“It’s telling that the first thing an erstwhile Web application does is free itself from the trappings of a browser: It removes the navigation bar, the menu (when it can — OS X doesn’t allow it) and the status bar, redirects the right mouse button away from the default context menu and makes it impossible to resize the window. If you use the browser, the standard is to work like hell to hide it, and to solve performance problems by embedding Java or ActiveX objects,” Yager writes.
“It reads like a no-win deal until you realize that you don’t need a fat, clunky browser. You don’t need to host a browser in an application window. Just take the framework shared by multiple commercial browsers and bake it right into your project. That’s WebKit,” Yager writes. “At a total cost of nothing and with free lifetime updates, it’s as sweet a deal as you’ll find, and unlike many open source projects that you’d love to use but which vary in the quality of support, documentation, and maintenance, WebKit is driven by companies like Apple, Nokia, and most recently, Google, that rely on it for commerce.”

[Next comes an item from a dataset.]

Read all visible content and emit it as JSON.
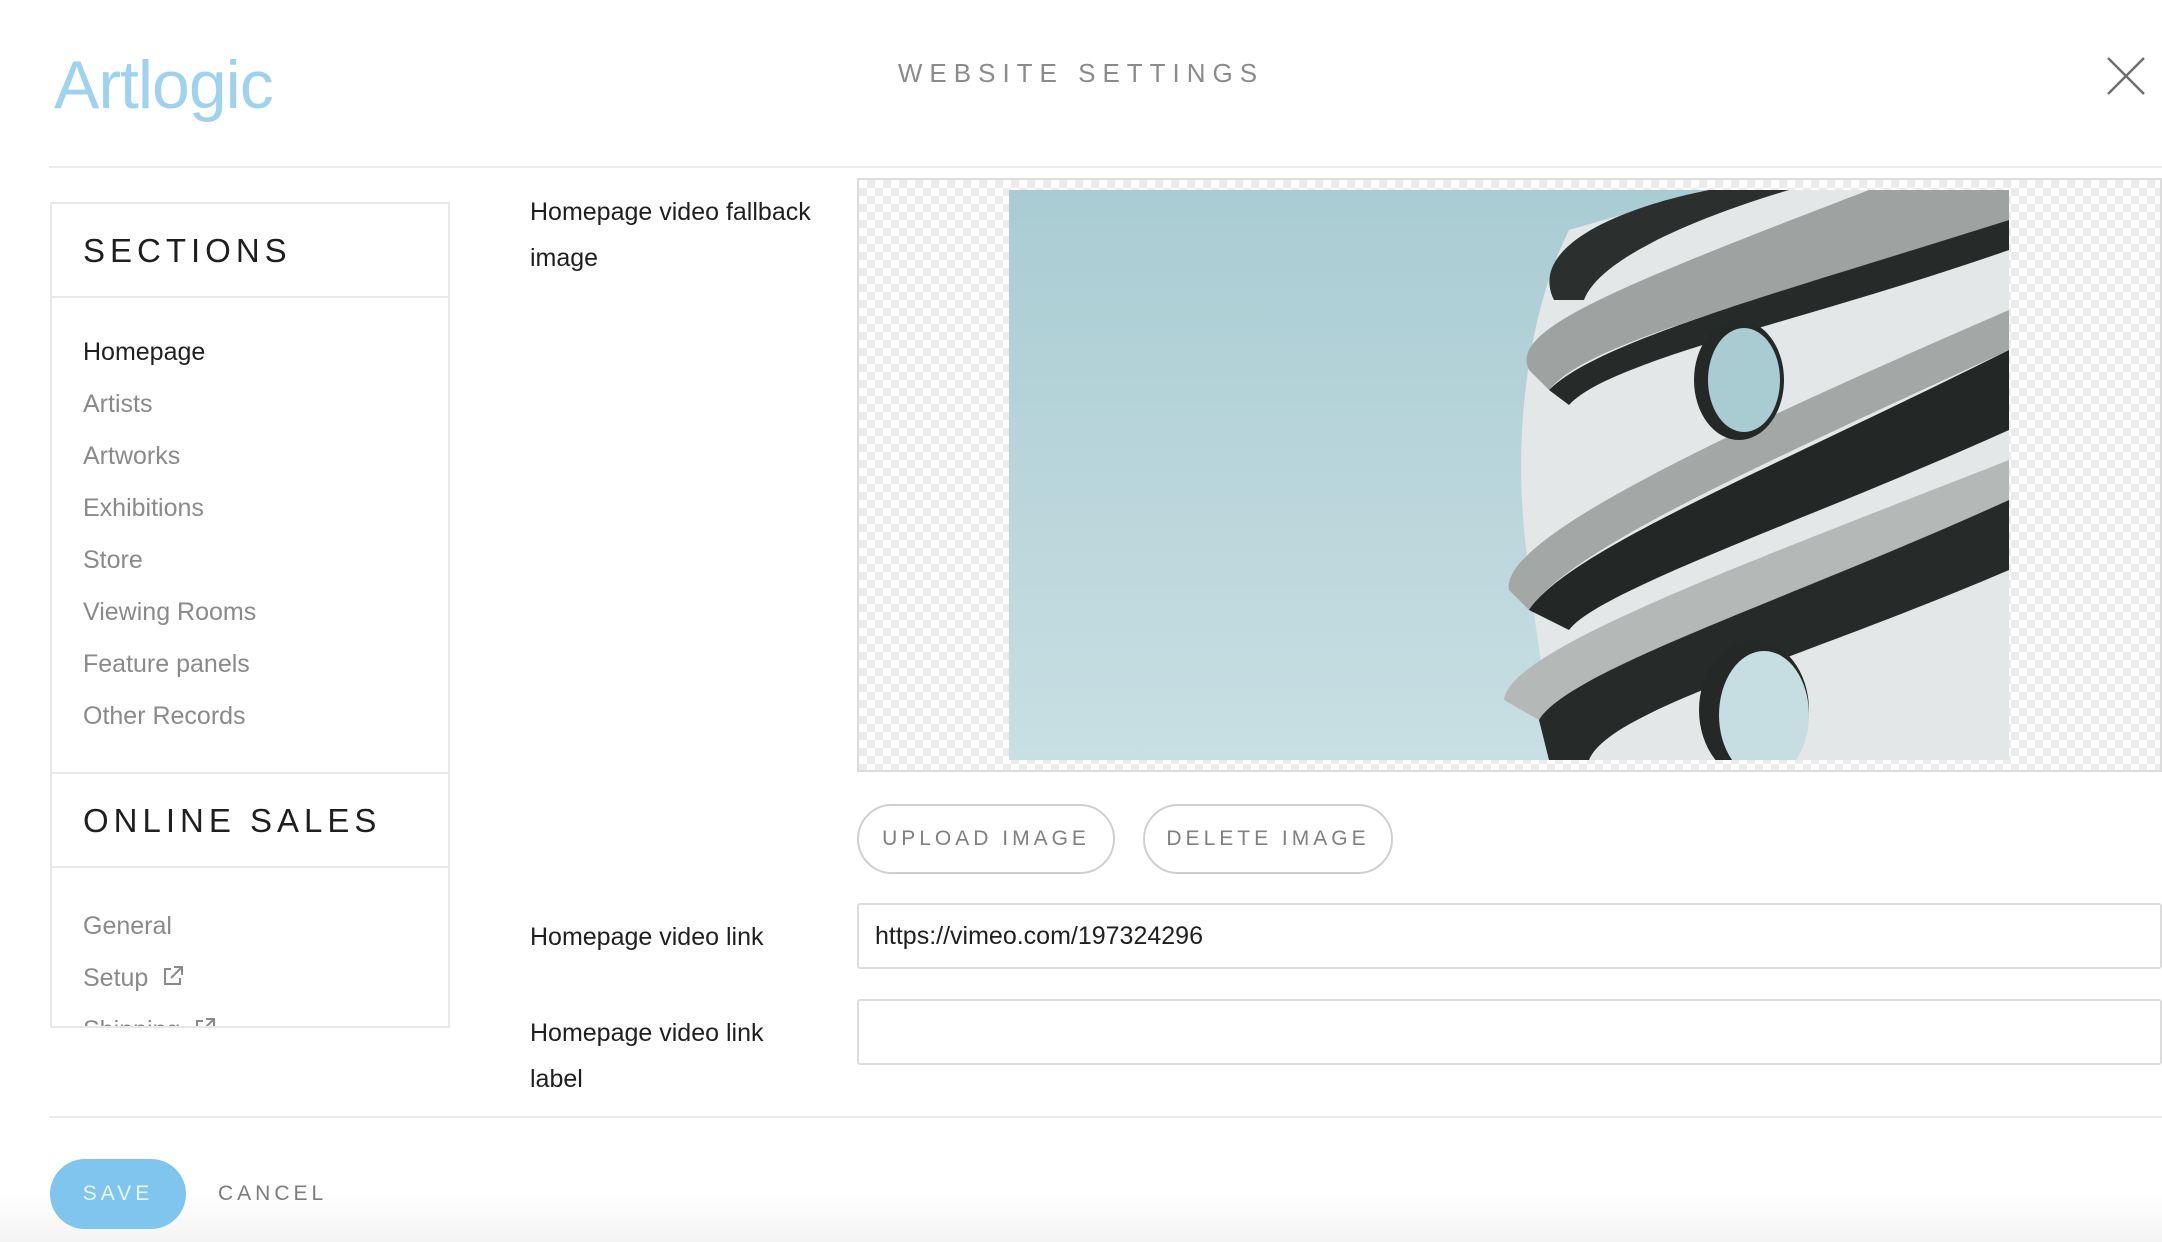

“WebKit is a framework that brings the benefits of a browser to all applications, across platforms, even ones that don’t use the network. It doesn’t hurt that WebKit is free and open source, that a Safari-workalike browser is included in the distribution, and that it uses middleware (HTTP) and object representation standards (XML) that bind it to all back-ends,” Yager writes.
Full article here.
[Thanks to MacDailyNews Reader “Qka” for the heads up.]
Microsoft is once again on the outside looking in; stuck with proprietary, clunky code and an eroding, yet still dominant, market share generated mainly on the backs of the ignorant. Dominant for how much longer? Avalanches start slowly, but progress rapidly. Microsoft’s reliance on ignorance is effective only while ignorance remains. Tell your friends and family who may not understand to use any browser but Internet Explorer and, better yet, to Get a Mac the next time they’re in the market for a new computer.